Thursday, May 7, 2015
by Ryan Wilcox, volunteer contributor
The numbers are simply staggering.
As of this writing, over 7,300 people have lost their lives to the 7.8 magnitude earthquake that devastated Nepal’s capital city of Katmandu. The shocks were felt in Pakistan, over 800 miles away. It even triggered an avalanche on Mount Everest; located just 140 miles east of the earthquake’s epicenter, at Barpak, Nepal.
Nepal is one of the world’s poorest countries, and is struggling to recover.
The alpine terrain makes the job of getting relief supplies to victims difficult. The aftershocks from the earthquake created landslides that block roads to remote villages, which were the hardest hit. The most affected areas, such as Barpak in the Western Region, are accessible only on foot.
The people of Nepal face many challenges, but rebuilding their homes might be the biggest.
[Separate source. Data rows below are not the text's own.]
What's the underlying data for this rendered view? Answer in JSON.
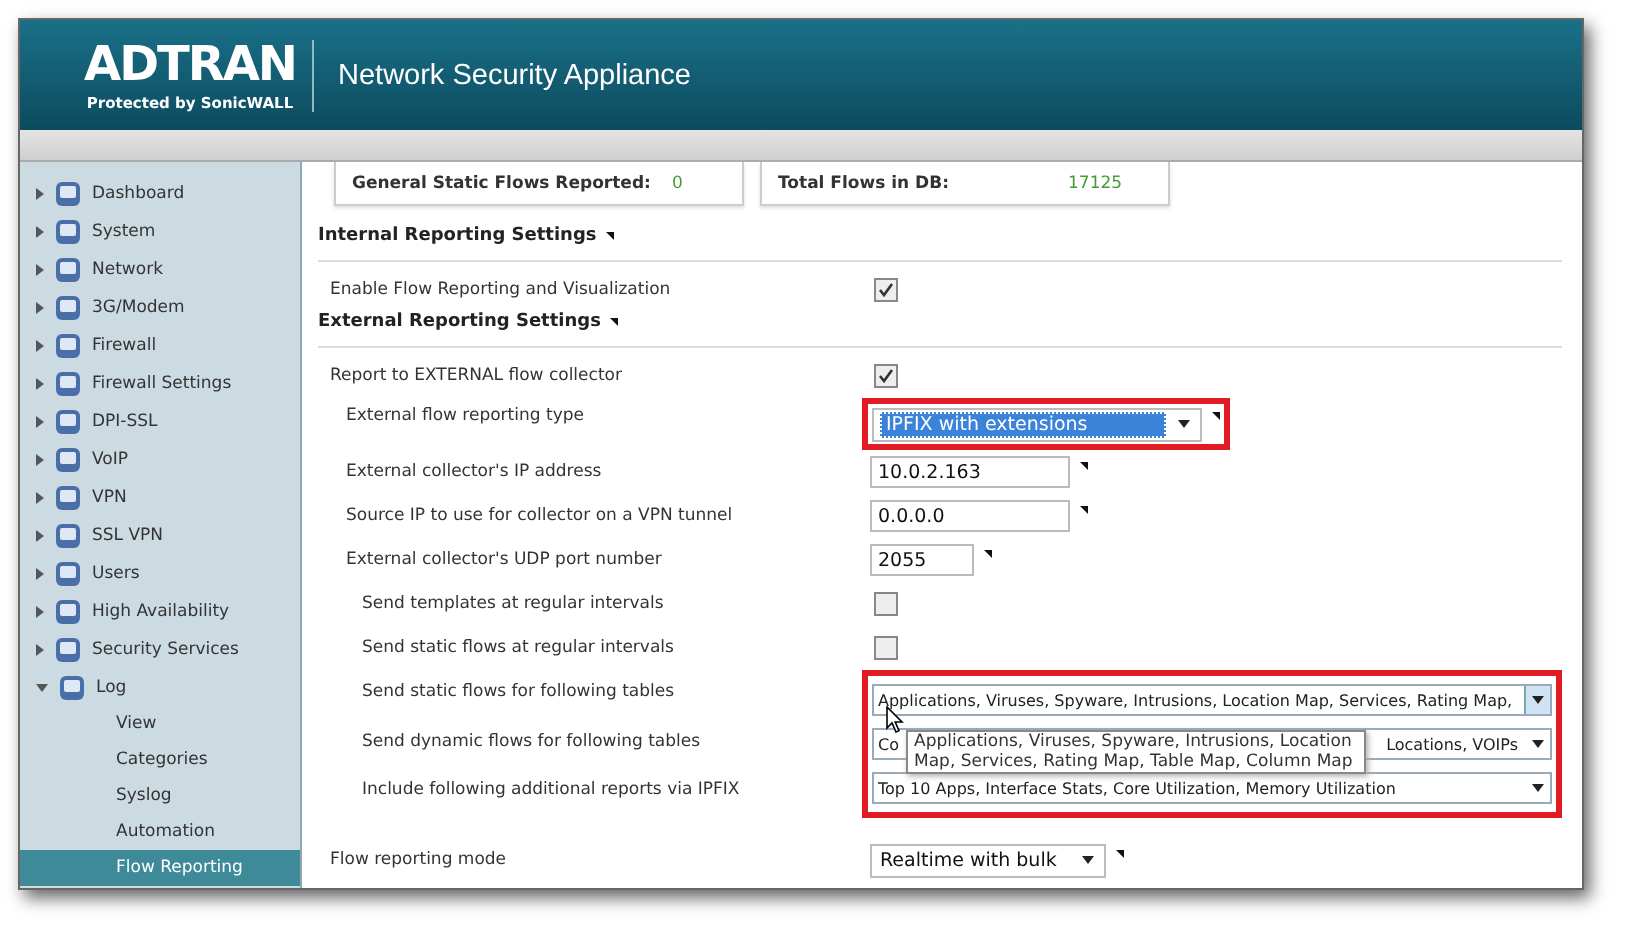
{
  "header": {
    "logo": "ADTRAN",
    "logo_tagline": "Protected by SonicWALL",
    "title": "Network Security Appliance"
  },
  "sidebar": {
    "items": [
      {
        "label": "Dashboard",
        "expanded": false
      },
      {
        "label": "System",
        "expanded": false
      },
      {
        "label": "Network",
        "expanded": false
      },
      {
        "label": "3G/Modem",
        "expanded": false
      },
      {
        "label": "Firewall",
        "expanded": false
      },
      {
        "label": "Firewall Settings",
        "expanded": false
      },
      {
        "label": "DPI-SSL",
        "expanded": false
      },
      {
        "label": "VoIP",
        "expanded": false
      },
      {
        "label": "VPN",
        "expanded": false
      },
      {
        "label": "SSL VPN",
        "expanded": false
      },
      {
        "label": "Users",
        "expanded": false
      },
      {
        "label": "High Availability",
        "expanded": false
      },
      {
        "label": "Security Services",
        "expanded": false
      },
      {
        "label": "Log",
        "expanded": true,
        "children": [
          {
            "label": "View",
            "selected": false
          },
          {
            "label": "Categories",
            "selected": false
          },
          {
            "label": "Syslog",
            "selected": false
          },
          {
            "label": "Automation",
            "selected": false
          },
          {
            "label": "Flow Reporting",
            "selected": true
          }
        ]
      }
    ]
  },
  "stats": [
    {
      "label": "General Static Flows Reported:",
      "value": "0"
    },
    {
      "label": "Total Flows in DB:",
      "value": "17125"
    }
  ],
  "sections": [
    {
      "title": "Internal Reporting Settings",
      "rows": [
        {
          "kind": "checkbox",
          "label": "Enable Flow Reporting and Visualization",
          "checked": true,
          "highlighted": false
        }
      ]
    },
    {
      "title": "External Reporting Settings",
      "rows": [
        {
          "kind": "checkbox",
          "label": "Report to EXTERNAL flow collector",
          "checked": true,
          "highlighted": false,
          "children": [
            {
              "kind": "select",
              "label": "External flow reporting type",
              "value": "IPFIX with extensions",
              "focused": true,
              "highlighted": true
            },
            {
              "kind": "text",
              "label": "External collector's IP address",
              "value": "10.0.2.163",
              "highlighted": false
            },
            {
              "kind": "text",
              "label": "Source IP to use for collector on a VPN tunnel",
              "value": "0.0.0.0",
              "highlighted": false
            },
            {
              "kind": "port",
              "label": "External collector's UDP port number",
              "value": "2055",
              "highlighted": false,
              "children": [
                {
                  "kind": "checkbox",
                  "label": "Send templates at regular intervals",
                  "checked": false,
                  "highlighted": false
                },
                {
                  "kind": "checkbox",
                  "label": "Send static flows at regular intervals",
                  "checked": false,
                  "highlighted": false
                },
                {
                  "kind": "multiselect",
                  "label": "Send static flows for following tables",
                  "value": "Applications, Viruses, Spyware, Intrusions, Location Map, Services, Rating Map,",
                  "hovered": true,
                  "highlighted": true
                },
                {
                  "kind": "multiselect",
                  "label": "Send dynamic flows for following tables",
                  "value": "Co",
                  "value_end": "Locations, VOIPs",
                  "hovered": false,
                  "highlighted": true
                },
                {
                  "kind": "multiselect",
                  "label": "Include following additional reports via IPFIX",
                  "value": "Top 10 Apps, Interface Stats, Core Utilization, Memory Utilization",
                  "hovered": false,
                  "highlighted": true
                }
              ]
            }
          ]
        }
      ]
    },
    {
      "rows": [
        {
          "kind": "select",
          "label": "Flow reporting mode",
          "value": "Realtime with bulk",
          "focused": false,
          "highlighted": false
        }
      ]
    }
  ],
  "tooltip": {
    "text": "Applications, Viruses, Spyware, Intrusions, Location Map, Services, Rating Map, Table Map, Column Map"
  }
}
Although relief agencies are working to provide temporary shelters, many victims of the earthquake remain homeless.
Although the earthquake affected some eight million people, and 2.8 million were displaced, stories of resilience have started to emerge.
In many villages, people are helping their neighbors in the wake of the disaster. This includes taking part in search and rescue efforts. Sonies Awal, a 5-month-old baby, was pulled from the rubble, surviving 22 hours under his collapsed home. The photo of the rescue has become a symbol of new life.
An International Response
In times of international disaster, the American Red Cross works in partnership with Red Cross societies, and relief agencies, from around the world.
The International Federation of Red Cross and Red Crescent Societies, or IFRC, takes the lead in coordinating international relief efforts, and bringing together resources to support victims of disaster. The Nepal Red Cross Society is in the field with 1,500 volunteers and 300 staff. They are working to provide relief items, search and rescue, first aid and temporary shelter.
The Nepal Red Cross is joined on the ground by Red Cross societies from Canada, Hong Kong, the Philippines, the Netherlands and even Finland. The American Red Cross has pledged an initial $1 million, and has sent disaster specialists to support the relief effort.
In addition, the IFRC is releasing $33.4 million from the Disaster Response Emergency Fund to support food, shelter, water, and other vital services. The fund was established in 1985 to ensure that Red Cross societies around the world had immediate funding for emergency response in the event of a disaster.
There are many charities and NGOs on the ground, and governments across the globe have pledged aid for Nepal relief. In all, more than 30 aid organizations are active in Nepal, and 400 tons of aid is being sent.
In the immediate aftermath, digital tools are supporting the relief effort.
In partnership with the Humanitarian OneStreetMap team, Red Cross volunteers are digitally mapping Nepal’s affected area, using technology provided by the State Department’s MapGive program.
In the days following a disaster, maps are very important to emergency responders. In this case, they provide an accurate damage assessment, and a clear picture of Nepal’s terrain in difficult-to-reach villages. This gives aid workers on the ground maps that reflect current road conditions.
The Red Cross has set up a Restoring Family Links website specifically for the Nepal earthquake. Restoring Family Links is dedicated to reuniting people missing in times of conflict or disaster with their families.
The process starts with online tracing, which gives the staff of the International Committee of the Red Cross information to be submitted to the authorities.
How You Can Help
The American Red Cross needs your help to support victims of the 7.8 magnitude earthquake in Nepal. The relief that has been committed is just a start.
Map: You can visit http://tasks.hotosm.org to help map the affected area of Nepal. No experience is necessary.
Donate: Please contact your local Red Cross chapter, or click here to help Nepal.
Share: Spread the word about relief efforts online. Find Red Cross DFW on Facebook and Twitter.